Senior December 28, 2014 at 10:13 am

I,would have to agree with much that”s been said ,unfortunately the mint does not operate as a privately held company. The annually sold product should be limited to no more than was sold in the previous year and sales of the particular product should be suspended at years end and stop the pop up fire sales.Commeratives ,cut them by at least 40 -50 percent peak the collectors interest,announce what the max number is.Collectors will buy quicker and promise a sell out.Special set limit them to 30,000.Poll us ask us what we want.Stop offering special deals to bulk buyers such as ASE & AGE.Allow us to by Bullion direct.Iivestimg in Bullion now is a joke we pay up front premiums and we get waked again when we sell

Senior December 28, 2014 at 10:19 am

Have a Healthy Happy Prosperous 2015 and collect selectively.

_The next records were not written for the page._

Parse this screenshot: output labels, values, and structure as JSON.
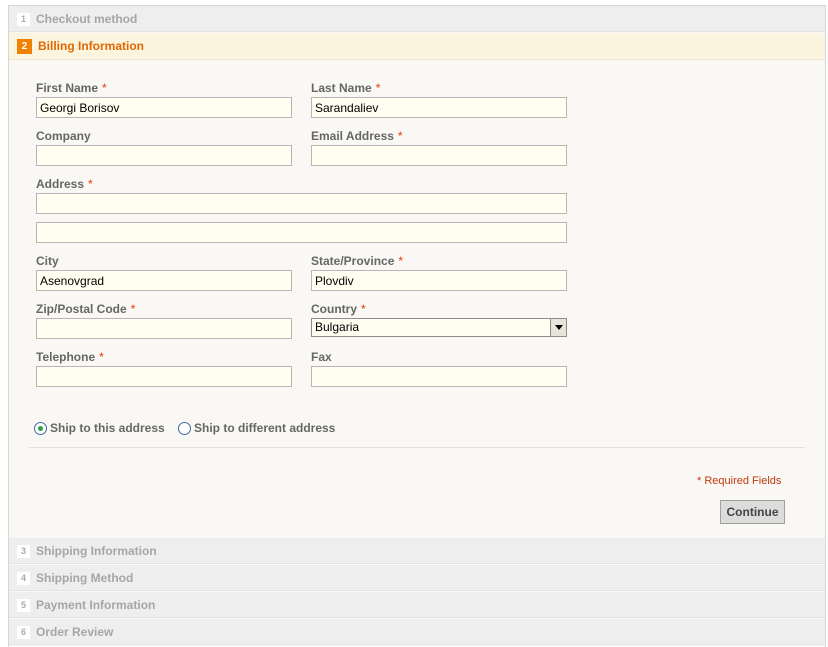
{
  "steps": [
    {
      "num": "1",
      "title": "Checkout method"
    },
    {
      "num": "2",
      "title": "Billing Information"
    },
    {
      "num": "3",
      "title": "Shipping Information"
    },
    {
      "num": "4",
      "title": "Shipping Method"
    },
    {
      "num": "5",
      "title": "Payment Information"
    },
    {
      "num": "6",
      "title": "Order Review"
    }
  ],
  "form": {
    "required_mark": "*",
    "first_name": {
      "label": "First Name",
      "value": "Georgi Borisov"
    },
    "last_name": {
      "label": "Last Name",
      "value": "Sarandaliev"
    },
    "company": {
      "label": "Company",
      "value": ""
    },
    "email": {
      "label": "Email Address",
      "value": ""
    },
    "address": {
      "label": "Address",
      "value1": "",
      "value2": ""
    },
    "city": {
      "label": "City",
      "value": "Asenovgrad"
    },
    "state": {
      "label": "State/Province",
      "value": "Plovdiv"
    },
    "zip": {
      "label": "Zip/Postal Code",
      "value": ""
    },
    "country": {
      "label": "Country",
      "value": "Bulgaria"
    },
    "telephone": {
      "label": "Telephone",
      "value": ""
    },
    "fax": {
      "label": "Fax",
      "value": ""
    },
    "ship_same": "Ship to this address",
    "ship_diff": "Ship to different address",
    "required_note": "* Required Fields",
    "continue_label": "Continue"
  },
  "colors": {
    "accent": "#e26703",
    "required": "#eb340a",
    "field_bg": "#fffef0"
  }
}
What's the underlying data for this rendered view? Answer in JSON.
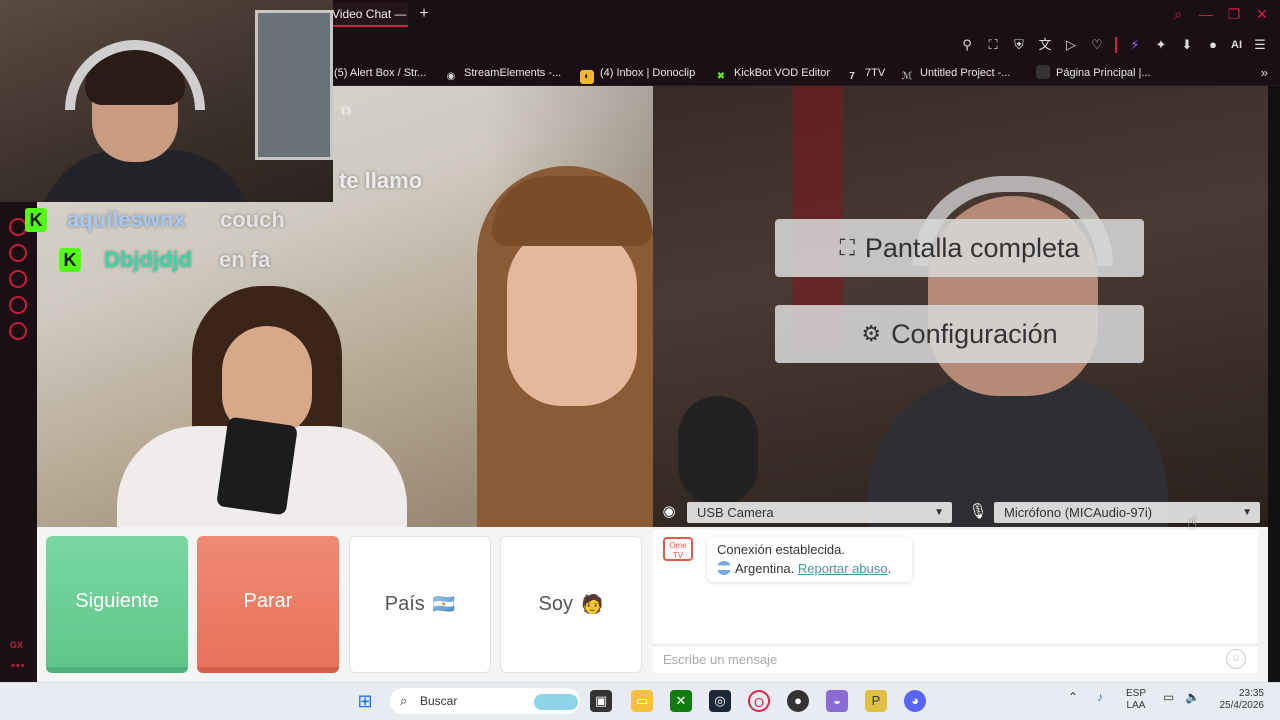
{
  "browser": {
    "tab_title": "Video Chat —",
    "new_tab": "+",
    "toolbar_ai": "AI"
  },
  "bookmarks": [
    {
      "label": "(5) Alert Box / Str...",
      "icon": "partial-icon"
    },
    {
      "label": "StreamElements -...",
      "icon": "streamelements-icon"
    },
    {
      "label": "(4) Inbox | Donoclip",
      "icon": "donoclip-icon"
    },
    {
      "label": "KickBot VOD Editor",
      "icon": "kickbot-icon"
    },
    {
      "label": "7TV",
      "icon": "7tv-icon"
    },
    {
      "label": "Untitled Project -...",
      "icon": "project-icon"
    },
    {
      "label": "Página Principal |...",
      "icon": "page-icon"
    }
  ],
  "stream_overlay": {
    "partial_text": "te llamo",
    "chat": [
      {
        "user": "aquileswnx",
        "message": "couch",
        "user_color": "#a8c8f0"
      },
      {
        "user": "Dbjdjdjd",
        "message": "en fa",
        "user_color": "#3fd3a8"
      }
    ],
    "badge_letter": "K"
  },
  "video": {
    "fullscreen_label": "Pantalla completa",
    "settings_label": "Configuración",
    "camera_select": "USB Camera",
    "mic_select": "Micrófono (MICAudio-97i)"
  },
  "controls": {
    "next_label": "Siguiente",
    "stop_label": "Parar",
    "country_label": "País",
    "country_flag": "🇦🇷",
    "gender_label": "Soy",
    "gender_emoji": "🧑"
  },
  "chat": {
    "logo_text": "Ome TV",
    "status": "Conexión establecida.",
    "country": "Argentina.",
    "report_link": "Reportar abuso",
    "report_suffix": ".",
    "input_placeholder": "Escribe un mensaje"
  },
  "taskbar": {
    "search_placeholder": "Buscar",
    "lang_line1": "ESP",
    "lang_line2": "LAA",
    "time": "23:35",
    "date": "25/4/2026",
    "sidebar_gx": "GX"
  },
  "colors": {
    "accent": "#d21f4a",
    "next_green": "#5ec68b",
    "stop_red": "#e9735b",
    "kick_green": "#53fc18"
  }
}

jim December 29, 2014 at 12:01 pm

Senior –
Remember it’s Congress that decides the quantities of commemoratives, not the mint. And Congress isn’t interested in coin collectors but rather in raising the max they can for their favorite charity that the surcharges are given to. At least the law boilerplate always limits sales to the year of issue.

Good luck with bullion coins, the government always favors commerce.

jon hay December 29, 2014 at 3:14 pm

new at this, how do you buy direct from the mints. thanks a bunch

jim December 29, 2014 at 9:04 pm

Go to usmint.gov

Shari J May 2, 2015 at 9:03 am

We have a 2015 Nebraska misprint where the line goes through the whole 2015 year….has anyone else seen this?

Barb July 7, 2015 at 6:49 pm

I got the kisatchie and the circle on the back is also on the face. It feels light so either it had to much pressure and started to come through on the front or it somehow flipped and got the front. Any idea??

Cheech July 31, 2015 at 6:38 pm

I wish the mint would sell coins rolls of 5 or 10. I buy for my grandchildren and no way can i afford full rolls of P,D & S’s. When i was a youth and remember chasing these coins in my pa’s pocket change. Now alls the kids can collect is pennies, nickel & quarter P&D mint marks. Thanks Congress. Grandpa Cheech

Mary Zimmerman April 13, 2016 at 4:18 pm

I have one made in New York… Are they valuable?

Leave a Comment